#### Source material:

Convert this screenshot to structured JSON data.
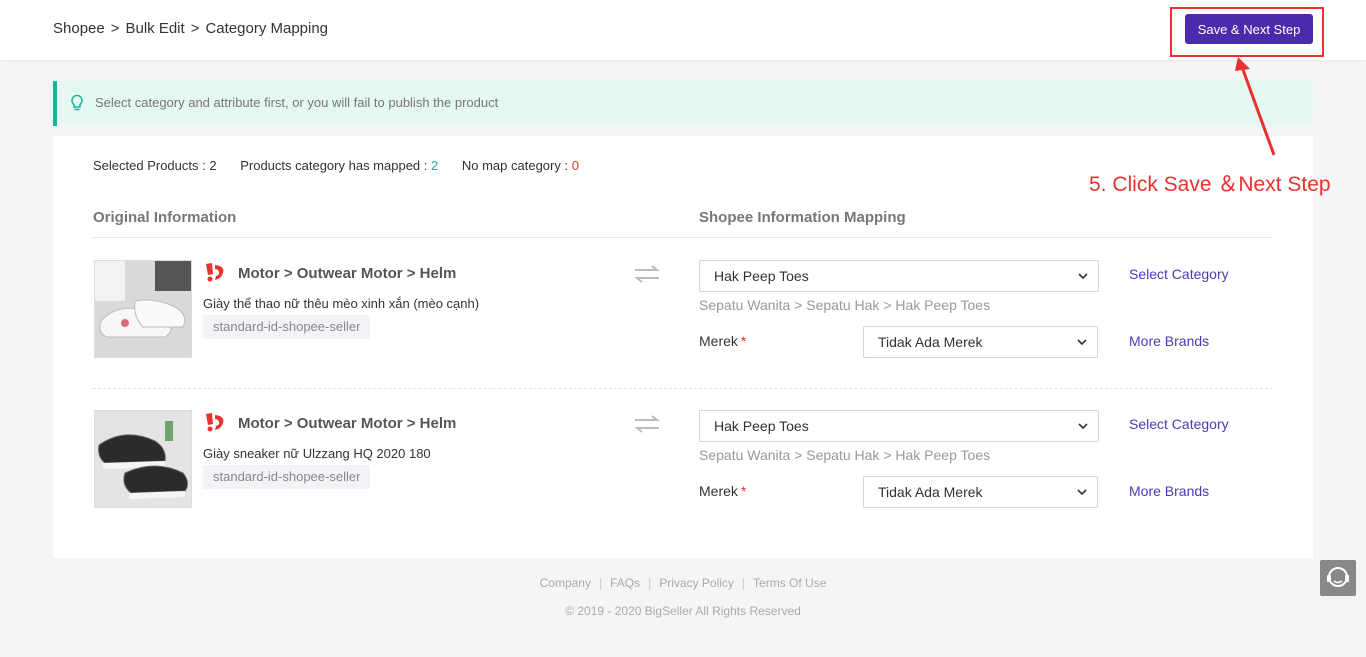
{
  "breadcrumb": {
    "part1": "Shopee",
    "sep1": ">",
    "part2": "Bulk Edit",
    "sep2": ">",
    "part3": "Category Mapping"
  },
  "header": {
    "save_label": "Save & Next Step"
  },
  "notice": {
    "text": "Select category and attribute first, or you will fail to publish the product"
  },
  "summary": {
    "selected_label": "Selected Products :",
    "selected_value": "2",
    "mapped_label": "Products category has mapped :",
    "mapped_value": "2",
    "nomap_label": "No map category :",
    "nomap_value": "0"
  },
  "columns": {
    "original": "Original Information",
    "mapping": "Shopee Information Mapping"
  },
  "products": [
    {
      "category_path": "Motor > Outwear Motor > Helm",
      "name": "Giày thể thao nữ thêu mèo xinh xắn (mèo cạnh)",
      "sku": "standard-id-shopee-seller",
      "shopee_category": "Hak Peep Toes",
      "shopee_path": "Sepatu Wanita > Sepatu Hak > Hak Peep Toes",
      "merek_label": "Merek",
      "merek_required": "*",
      "merek_value": "Tidak Ada Merek",
      "select_category_label": "Select Category",
      "more_brands_label": "More Brands"
    },
    {
      "category_path": "Motor > Outwear Motor > Helm",
      "name": "Giày sneaker nữ Ulzzang HQ 2020 180",
      "sku": "standard-id-shopee-seller",
      "shopee_category": "Hak Peep Toes",
      "shopee_path": "Sepatu Wanita > Sepatu Hak > Hak Peep Toes",
      "merek_label": "Merek",
      "merek_required": "*",
      "merek_value": "Tidak Ada Merek",
      "select_category_label": "Select Category",
      "more_brands_label": "More Brands"
    }
  ],
  "annotation": {
    "text": "5. Click Save ＆Next Step"
  },
  "footer": {
    "links": [
      "Company",
      "FAQs",
      "Privacy Policy",
      "Terms Of Use"
    ],
    "copyright": "© 2019 - 2020 BigSeller All Rights Reserved"
  },
  "colors": {
    "accent": "#4a2bab",
    "teal": "#17b394",
    "annotation_red": "#e8322e",
    "link": "#4a3bb5"
  },
  "icons": {
    "notice": "lightbulb-icon",
    "swap": "swap-arrows-icon",
    "help": "customer-service-icon",
    "brand": "shopee-logo-icon"
  }
}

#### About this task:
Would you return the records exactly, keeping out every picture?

#### Written answer:
Convert this screenshot to structured JSON data.
{
  "breadcrumb": {
    "part1": "Shopee",
    "sep1": ">",
    "part2": "Bulk Edit",
    "sep2": ">",
    "part3": "Category Mapping"
  },
  "header": {
    "save_label": "Save & Next Step"
  },
  "notice": {
    "text": "Select category and attribute first, or you will fail to publish the product"
  },
  "summary": {
    "selected_label": "Selected Products :",
    "selected_value": "2",
    "mapped_label": "Products category has mapped :",
    "mapped_value": "2",
    "nomap_label": "No map category :",
    "nomap_value": "0"
  },
  "columns": {
    "original": "Original Information",
    "mapping": "Shopee Information Mapping"
  },
  "products": [
    {
      "category_path": "Motor > Outwear Motor > Helm",
      "name": "Giày thể thao nữ thêu mèo xinh xắn (mèo cạnh)",
      "sku": "standard-id-shopee-seller",
      "shopee_category": "Hak Peep Toes",
      "shopee_path": "Sepatu Wanita > Sepatu Hak > Hak Peep Toes",
      "merek_label": "Merek",
      "merek_required": "*",
      "merek_value": "Tidak Ada Merek",
      "select_category_label": "Select Category",
      "more_brands_label": "More Brands"
    },
    {
      "category_path": "Motor > Outwear Motor > Helm",
      "name": "Giày sneaker nữ Ulzzang HQ 2020 180",
      "sku": "standard-id-shopee-seller",
      "shopee_category": "Hak Peep Toes",
      "shopee_path": "Sepatu Wanita > Sepatu Hak > Hak Peep Toes",
      "merek_label": "Merek",
      "merek_required": "*",
      "merek_value": "Tidak Ada Merek",
      "select_category_label": "Select Category",
      "more_brands_label": "More Brands"
    }
  ],
  "annotation": {
    "text": "5. Click Save ＆Next Step"
  },
  "footer": {
    "links": [
      "Company",
      "FAQs",
      "Privacy Policy",
      "Terms Of Use"
    ],
    "copyright": "© 2019 - 2020 BigSeller All Rights Reserved"
  },
  "colors": {
    "accent": "#4a2bab",
    "teal": "#17b394",
    "annotation_red": "#e8322e",
    "link": "#4a3bb5"
  },
  "icons": {
    "notice": "lightbulb-icon",
    "swap": "swap-arrows-icon",
    "help": "customer-service-icon",
    "brand": "shopee-logo-icon"
  }
}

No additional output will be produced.